--- START ---
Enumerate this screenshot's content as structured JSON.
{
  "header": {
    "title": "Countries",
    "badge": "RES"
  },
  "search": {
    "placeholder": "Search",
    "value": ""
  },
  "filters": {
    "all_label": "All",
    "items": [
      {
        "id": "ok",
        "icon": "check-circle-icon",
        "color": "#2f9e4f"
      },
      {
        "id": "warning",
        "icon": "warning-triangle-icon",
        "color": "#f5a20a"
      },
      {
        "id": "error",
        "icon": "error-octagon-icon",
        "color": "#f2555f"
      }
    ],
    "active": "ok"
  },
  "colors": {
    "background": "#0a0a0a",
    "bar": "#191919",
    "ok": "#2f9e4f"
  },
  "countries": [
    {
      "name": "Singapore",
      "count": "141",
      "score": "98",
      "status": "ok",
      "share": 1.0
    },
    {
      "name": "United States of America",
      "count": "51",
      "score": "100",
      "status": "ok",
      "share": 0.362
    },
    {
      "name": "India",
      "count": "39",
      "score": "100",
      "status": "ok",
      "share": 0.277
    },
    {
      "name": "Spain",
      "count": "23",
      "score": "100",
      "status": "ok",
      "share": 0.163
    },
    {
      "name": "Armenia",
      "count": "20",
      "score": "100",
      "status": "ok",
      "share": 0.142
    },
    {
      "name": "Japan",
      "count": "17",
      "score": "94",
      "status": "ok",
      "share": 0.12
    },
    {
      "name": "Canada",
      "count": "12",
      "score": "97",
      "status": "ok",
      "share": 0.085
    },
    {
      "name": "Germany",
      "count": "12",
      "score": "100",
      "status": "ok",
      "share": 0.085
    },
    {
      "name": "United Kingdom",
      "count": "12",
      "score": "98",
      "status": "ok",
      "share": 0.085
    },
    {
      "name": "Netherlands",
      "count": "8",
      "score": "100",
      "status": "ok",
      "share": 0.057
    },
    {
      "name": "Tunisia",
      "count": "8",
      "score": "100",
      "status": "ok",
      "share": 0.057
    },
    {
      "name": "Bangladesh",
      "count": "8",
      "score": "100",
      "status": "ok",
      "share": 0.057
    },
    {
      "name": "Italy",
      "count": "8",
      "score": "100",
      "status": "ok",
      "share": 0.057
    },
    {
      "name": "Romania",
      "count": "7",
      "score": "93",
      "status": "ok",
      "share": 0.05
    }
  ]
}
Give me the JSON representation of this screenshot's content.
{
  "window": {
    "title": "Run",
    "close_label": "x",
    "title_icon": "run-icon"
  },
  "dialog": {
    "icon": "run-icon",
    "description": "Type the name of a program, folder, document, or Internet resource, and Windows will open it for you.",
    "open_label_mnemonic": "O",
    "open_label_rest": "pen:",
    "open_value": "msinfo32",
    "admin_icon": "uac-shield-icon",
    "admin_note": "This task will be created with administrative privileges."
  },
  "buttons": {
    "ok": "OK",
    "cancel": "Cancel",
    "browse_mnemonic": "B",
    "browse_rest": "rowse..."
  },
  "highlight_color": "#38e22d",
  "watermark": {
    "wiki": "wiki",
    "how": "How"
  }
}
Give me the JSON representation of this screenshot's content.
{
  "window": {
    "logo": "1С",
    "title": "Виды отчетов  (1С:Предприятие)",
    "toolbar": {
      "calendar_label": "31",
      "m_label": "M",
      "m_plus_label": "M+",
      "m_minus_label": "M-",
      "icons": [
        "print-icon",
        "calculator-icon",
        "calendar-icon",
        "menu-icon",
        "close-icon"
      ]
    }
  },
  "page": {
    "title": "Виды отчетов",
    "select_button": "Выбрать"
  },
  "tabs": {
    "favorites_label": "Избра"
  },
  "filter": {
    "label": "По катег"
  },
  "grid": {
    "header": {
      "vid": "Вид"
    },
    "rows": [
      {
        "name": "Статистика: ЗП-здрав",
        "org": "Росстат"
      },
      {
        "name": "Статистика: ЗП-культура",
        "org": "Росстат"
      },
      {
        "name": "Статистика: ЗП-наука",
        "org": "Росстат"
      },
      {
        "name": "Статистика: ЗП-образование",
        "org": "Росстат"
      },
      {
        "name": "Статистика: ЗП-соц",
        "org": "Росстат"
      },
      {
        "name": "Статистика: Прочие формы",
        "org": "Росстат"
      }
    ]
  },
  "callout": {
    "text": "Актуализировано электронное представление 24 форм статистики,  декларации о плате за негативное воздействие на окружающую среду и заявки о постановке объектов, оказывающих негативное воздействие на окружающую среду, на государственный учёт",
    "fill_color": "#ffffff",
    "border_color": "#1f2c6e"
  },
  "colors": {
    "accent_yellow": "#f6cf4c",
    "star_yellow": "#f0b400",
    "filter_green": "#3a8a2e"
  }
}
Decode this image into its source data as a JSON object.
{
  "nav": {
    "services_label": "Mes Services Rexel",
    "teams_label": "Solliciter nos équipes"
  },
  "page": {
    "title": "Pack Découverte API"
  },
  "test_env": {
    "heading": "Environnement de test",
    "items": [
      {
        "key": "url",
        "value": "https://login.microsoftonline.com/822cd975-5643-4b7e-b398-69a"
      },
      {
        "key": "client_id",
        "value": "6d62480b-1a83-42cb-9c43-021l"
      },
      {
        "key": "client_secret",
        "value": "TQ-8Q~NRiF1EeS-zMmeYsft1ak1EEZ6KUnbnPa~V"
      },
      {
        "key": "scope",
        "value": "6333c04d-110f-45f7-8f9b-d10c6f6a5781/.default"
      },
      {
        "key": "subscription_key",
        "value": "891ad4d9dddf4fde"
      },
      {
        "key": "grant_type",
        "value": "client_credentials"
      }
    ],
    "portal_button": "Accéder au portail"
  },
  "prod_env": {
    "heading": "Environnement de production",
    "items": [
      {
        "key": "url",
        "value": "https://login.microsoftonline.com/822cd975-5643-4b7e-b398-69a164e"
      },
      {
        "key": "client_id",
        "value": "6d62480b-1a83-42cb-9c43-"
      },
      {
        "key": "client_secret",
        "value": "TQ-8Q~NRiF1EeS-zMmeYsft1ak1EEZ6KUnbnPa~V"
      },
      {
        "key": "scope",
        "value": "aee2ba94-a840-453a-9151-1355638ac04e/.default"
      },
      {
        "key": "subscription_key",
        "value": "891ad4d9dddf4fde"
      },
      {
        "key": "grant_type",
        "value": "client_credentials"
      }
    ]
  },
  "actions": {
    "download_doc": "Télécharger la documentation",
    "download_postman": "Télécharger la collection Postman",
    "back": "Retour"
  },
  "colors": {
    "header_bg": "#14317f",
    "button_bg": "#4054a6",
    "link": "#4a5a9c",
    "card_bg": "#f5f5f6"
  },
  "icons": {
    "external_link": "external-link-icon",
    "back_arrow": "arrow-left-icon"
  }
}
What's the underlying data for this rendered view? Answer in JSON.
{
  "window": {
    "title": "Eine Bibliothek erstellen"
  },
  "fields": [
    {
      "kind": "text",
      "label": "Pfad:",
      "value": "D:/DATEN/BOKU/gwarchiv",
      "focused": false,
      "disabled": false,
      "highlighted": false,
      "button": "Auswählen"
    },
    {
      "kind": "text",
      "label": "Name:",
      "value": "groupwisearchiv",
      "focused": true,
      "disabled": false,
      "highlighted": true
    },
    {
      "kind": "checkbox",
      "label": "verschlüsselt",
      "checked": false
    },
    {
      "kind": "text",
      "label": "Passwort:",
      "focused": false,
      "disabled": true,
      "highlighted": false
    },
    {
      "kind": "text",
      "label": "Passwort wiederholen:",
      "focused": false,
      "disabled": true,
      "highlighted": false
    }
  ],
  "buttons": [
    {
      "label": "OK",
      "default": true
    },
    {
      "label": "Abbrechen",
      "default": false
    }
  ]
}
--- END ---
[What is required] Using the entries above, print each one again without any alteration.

[Output for this exercise]
Enumerate this screenshot's content as structured JSON.
{
  "header": {
    "title": "Countries",
    "badge": "RES"
  },
  "search": {
    "placeholder": "Search",
    "value": ""
  },
  "filters": {
    "all_label": "All",
    "items": [
      {
        "id": "ok",
        "icon": "check-circle-icon",
        "color": "#2f9e4f"
      },
      {
        "id": "warning",
        "icon": "warning-triangle-icon",
        "color": "#f5a20a"
      },
      {
        "id": "error",
        "icon": "error-octagon-icon",
        "color": "#f2555f"
      }
    ],
    "active": "ok"
  },
  "colors": {
    "background": "#0a0a0a",
    "bar": "#191919",
    "ok": "#2f9e4f"
  },
  "countries": [
    {
      "name": "Singapore",
      "count": "141",
      "score": "98",
      "status": "ok",
      "share": 1.0
    },
    {
      "name": "United States of America",
      "count": "51",
      "score": "100",
      "status": "ok",
      "share": 0.362
    },
    {
      "name": "India",
      "count": "39",
      "score": "100",
      "status": "ok",
      "share": 0.277
    },
    {
      "name": "Spain",
      "count": "23",
      "score": "100",
      "status": "ok",
      "share": 0.163
    },
    {
      "name": "Armenia",
      "count": "20",
      "score": "100",
      "status": "ok",
      "share": 0.142
    },
    {
      "name": "Japan",
      "count": "17",
      "score": "94",
      "status": "ok",
      "share": 0.12
    },
    {
      "name": "Canada",
      "count": "12",
      "score": "97",
      "status": "ok",
      "share": 0.085
    },
    {
      "name": "Germany",
      "count": "12",
      "score": "100",
      "status": "ok",
      "share": 0.085
    },
    {
      "name": "United Kingdom",
      "count": "12",
      "score": "98",
      "status": "ok",
      "share": 0.085
    },
    {
      "name": "Netherlands",
      "count": "8",
      "score": "100",
      "status": "ok",
      "share": 0.057
    },
    {
      "name": "Tunisia",
      "count": "8",
      "score": "100",
      "status": "ok",
      "share": 0.057
    },
    {
      "name": "Bangladesh",
      "count": "8",
      "score": "100",
      "status": "ok",
      "share": 0.057
    },
    {
      "name": "Italy",
      "count": "8",
      "score": "100",
      "status": "ok",
      "share": 0.057
    },
    {
      "name": "Romania",
      "count": "7",
      "score": "93",
      "status": "ok",
      "share": 0.05
    }
  ]
}
Give me the JSON representation of this screenshot's content.
{
  "window": {
    "title": "Run",
    "close_label": "x",
    "title_icon": "run-icon"
  },
  "dialog": {
    "icon": "run-icon",
    "description": "Type the name of a program, folder, document, or Internet resource, and Windows will open it for you.",
    "open_label_mnemonic": "O",
    "open_label_rest": "pen:",
    "open_value": "msinfo32",
    "admin_icon": "uac-shield-icon",
    "admin_note": "This task will be created with administrative privileges."
  },
  "buttons": {
    "ok": "OK",
    "cancel": "Cancel",
    "browse_mnemonic": "B",
    "browse_rest": "rowse..."
  },
  "highlight_color": "#38e22d",
  "watermark": {
    "wiki": "wiki",
    "how": "How"
  }
}
Give me the JSON representation of this screenshot's content.
{
  "window": {
    "logo": "1С",
    "title": "Виды отчетов  (1С:Предприятие)",
    "toolbar": {
      "calendar_label": "31",
      "m_label": "M",
      "m_plus_label": "M+",
      "m_minus_label": "M-",
      "icons": [
        "print-icon",
        "calculator-icon",
        "calendar-icon",
        "menu-icon",
        "close-icon"
      ]
    }
  },
  "page": {
    "title": "Виды отчетов",
    "select_button": "Выбрать"
  },
  "tabs": {
    "favorites_label": "Избра"
  },
  "filter": {
    "label": "По катег"
  },
  "grid": {
    "header": {
      "vid": "Вид"
    },
    "rows": [
      {
        "name": "Статистика: ЗП-здрав",
        "org": "Росстат"
      },
      {
        "name": "Статистика: ЗП-культура",
        "org": "Росстат"
      },
      {
        "name": "Статистика: ЗП-наука",
        "org": "Росстат"
      },
      {
        "name": "Статистика: ЗП-образование",
        "org": "Росстат"
      },
      {
        "name": "Статистика: ЗП-соц",
        "org": "Росстат"
      },
      {
        "name": "Статистика: Прочие формы",
        "org": "Росстат"
      }
    ]
  },
  "callout": {
    "text": "Актуализировано электронное представление 24 форм статистики,  декларации о плате за негативное воздействие на окружающую среду и заявки о постановке объектов, оказывающих негативное воздействие на окружающую среду, на государственный учёт",
    "fill_color": "#ffffff",
    "border_color": "#1f2c6e"
  },
  "colors": {
    "accent_yellow": "#f6cf4c",
    "star_yellow": "#f0b400",
    "filter_green": "#3a8a2e"
  }
}
Decode this image into its source data as a JSON object.
{
  "nav": {
    "services_label": "Mes Services Rexel",
    "teams_label": "Solliciter nos équipes"
  },
  "page": {
    "title": "Pack Découverte API"
  },
  "test_env": {
    "heading": "Environnement de test",
    "items": [
      {
        "key": "url",
        "value": "https://login.microsoftonline.com/822cd975-5643-4b7e-b398-69a"
      },
      {
        "key": "client_id",
        "value": "6d62480b-1a83-42cb-9c43-021l"
      },
      {
        "key": "client_secret",
        "value": "TQ-8Q~NRiF1EeS-zMmeYsft1ak1EEZ6KUnbnPa~V"
      },
      {
        "key": "scope",
        "value": "6333c04d-110f-45f7-8f9b-d10c6f6a5781/.default"
      },
      {
        "key": "subscription_key",
        "value": "891ad4d9dddf4fde"
      },
      {
        "key": "grant_type",
        "value": "client_credentials"
      }
    ],
    "portal_button": "Accéder au portail"
  },
  "prod_env": {
    "heading": "Environnement de production",
    "items": [
      {
        "key": "url",
        "value": "https://login.microsoftonline.com/822cd975-5643-4b7e-b398-69a164e"
      },
      {
        "key": "client_id",
        "value": "6d62480b-1a83-42cb-9c43-"
      },
      {
        "key": "client_secret",
        "value": "TQ-8Q~NRiF1EeS-zMmeYsft1ak1EEZ6KUnbnPa~V"
      },
      {
        "key": "scope",
        "value": "aee2ba94-a840-453a-9151-1355638ac04e/.default"
      },
      {
        "key": "subscription_key",
        "value": "891ad4d9dddf4fde"
      },
      {
        "key": "grant_type",
        "value": "client_credentials"
      }
    ]
  },
  "actions": {
    "download_doc": "Télécharger la documentation",
    "download_postman": "Télécharger la collection Postman",
    "back": "Retour"
  },
  "colors": {
    "header_bg": "#14317f",
    "button_bg": "#4054a6",
    "link": "#4a5a9c",
    "card_bg": "#f5f5f6"
  },
  "icons": {
    "external_link": "external-link-icon",
    "back_arrow": "arrow-left-icon"
  }
}
What's the underlying data for this rendered view? Answer in JSON.
{
  "window": {
    "title": "Eine Bibliothek erstellen"
  },
  "fields": [
    {
      "kind": "text",
      "label": "Pfad:",
      "value": "D:/DATEN/BOKU/gwarchiv",
      "focused": false,
      "disabled": false,
      "highlighted": false,
      "button": "Auswählen"
    },
    {
      "kind": "text",
      "label": "Name:",
      "value": "groupwisearchiv",
      "focused": true,
      "disabled": false,
      "highlighted": true
    },
    {
      "kind": "checkbox",
      "label": "verschlüsselt",
      "checked": false
    },
    {
      "kind": "text",
      "label": "Passwort:",
      "focused": false,
      "disabled": true,
      "highlighted": false
    },
    {
      "kind": "text",
      "label": "Passwort wiederholen:",
      "focused": false,
      "disabled": true,
      "highlighted": false
    }
  ],
  "buttons": [
    {
      "label": "OK",
      "default": true
    },
    {
      "label": "Abbrechen",
      "default": false
    }
  ]
}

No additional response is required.